By BRAD KEITH
Photos by JESSIE HORTON
EVANSVILLE (March 26, 2015) — Two of the nation’s top defenses squared off in a national semifinal at the Ford Center Thursday night, and it was Indiana (Pa.) that made the biggest defensive plays of all to punch a ticket to the national championship game.
Tarleton State (31-4) led 49-39, and appeared to be in total control. The Texans were dunking the ball seemingly at will, lobbing alley-oops to Davene Carter and Malcolm Hamilton for highlight-reel plays.
But IUP (31-6) persevered, then used its defensive pressure to fuel the biggest run of the night in a game that featured several of them both ways.
The Crimson Hawks scored 12 straight points and ultimately turned it into a 26-6 run to steal control in a 72-68 victory. IUP plays the winner of Florida Southern and Bellarmine, Thursday’s late semifinal, at 2 p.m. Saturday.
Tarleton set a senior college-era school record with 31 wins, won its third South Central Region championship and reached Division II’s final four for the second time.

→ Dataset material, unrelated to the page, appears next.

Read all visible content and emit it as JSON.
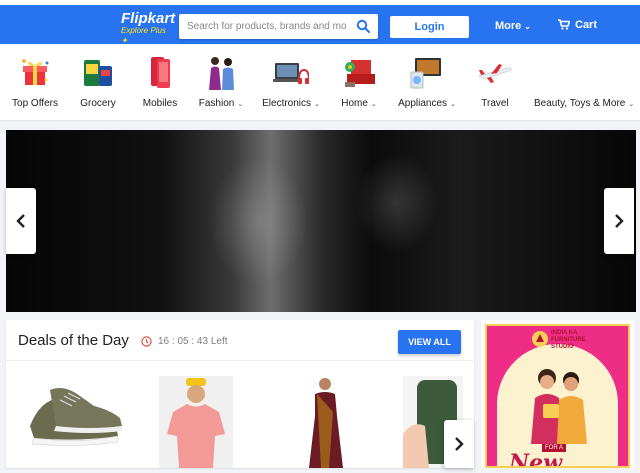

IUP ended Tarleton’s 30-game win streak against teams from outside the Lone Star Conference. The Crimson Hawks are the first non-LSC member to defeat Tarleton since Metropolitan State-Denver in the 2013 regional tournament.
IUP, back in the final for the second time in six years, scored 43 points in the second half after leading 29-27 at intermission. The Crimson Hawks were 28-34 from the foul stripe, where Tarleton was just 6-8. The Texans entered the game second in the nation in free throw attempts.
IUP guard Shawn Dyer, a West Liberty (W.Va.) transfer playing in his fourth straight Elite Eight, was 10-11 from the line and led everyone with 20 points. Daddy Ugbede scored 16 including an 8-10 performance from the stripe, while Devante Chance scored 14 and dealt four assists. Brandon Norfleet scored 11.
Michael Hardge hit two late 3-pointers and scored 17 while dealing four assists for Tarleton, which also picked up 16 from Damion Clemons, 13 from EJ Reed and 12 from Mo Lee. The Texans shot 55.1 percent, its best mark of the NCAA playoffs, but also committed a playoff-high 15 turnovers.
IUP’s big second-half run appeared to come out of nowhere after Tarleton got dunk happy for a stretch and Crimson Hawk head coach Joe Lombardi picked up a technical foul, but over the final nine minutes of the game, everything changed.
“We had a 10-point lead and they went on a run. There were a few critical plays down the stretch, and they made all of them,” said 27th-year Tarleton head coach Lonn Reisman. “They hit some big threes, got a big offensive rebound to get one of them and go up five when we could have got the rebound and had a chance to tie the game. Those are little things that decide games played as close as I felt this game was played.”
Lombardi said it was a combination of things going right for his IUP club.
“I don’t think there was any one thing that did it. The press obviously helped. Coming down and executing on offense helped,” said Lombardi. “We got some second chance points and that gave us momentum, and basketball’s a game of momentum and runs. Uncle ‘Mo’ was in the building and he’s hard to get out.”
The Texans, 59-7 over the last two seasons, slipped to 19-12 all-time in the Division II playoffs, which they have reached 12 of the last 14 seasons. Tarleton is 2-3 all time in games at the Elite Eight tournament. Reisman has 589 wins leading the Texans, tying for 16th all-time in Division II. He has 610 career wins.
“We had an outstanding season and I thank God for the opportunity to experience it with this excellent group of young men,” said Reisman.
Senior and four-year letter winner Damion Clemons will look back favorably on his last season.
“For me this is a once in a lifetime experience. I wouldn’t say we were just happy to be here, we wanted to win it all, but we got this far and it was a great season,” said Clemons who led all players with nine boards in his final college game. “I was just trying to do anything and everything I could to help the team win, and we came up short.”
Mo Lee called the Elite Eight and reaching the final four an “amazing experience.” It was, however, bittersweet.
“It’s been an amazing experience, it’s just a tough pill to swallow right now,” said Lee, the South Central Region Championship MVP. “I won’t get to play another game with my brothers. “Other than that, it’s been an amazing experience for me.”
EJ Reed, a junior forward and Division I transfer, is among those who will be back next season. Tarleton will have three starters and eight total letter winners returning.
“I can tell you right now, this taste I have in my mouth will stay there for a minute,” Reed said. “It will stay there through the offseason, the summer, the pre-season and the beginning of next season. I won’t forget this and I don’t want to feel this way again.”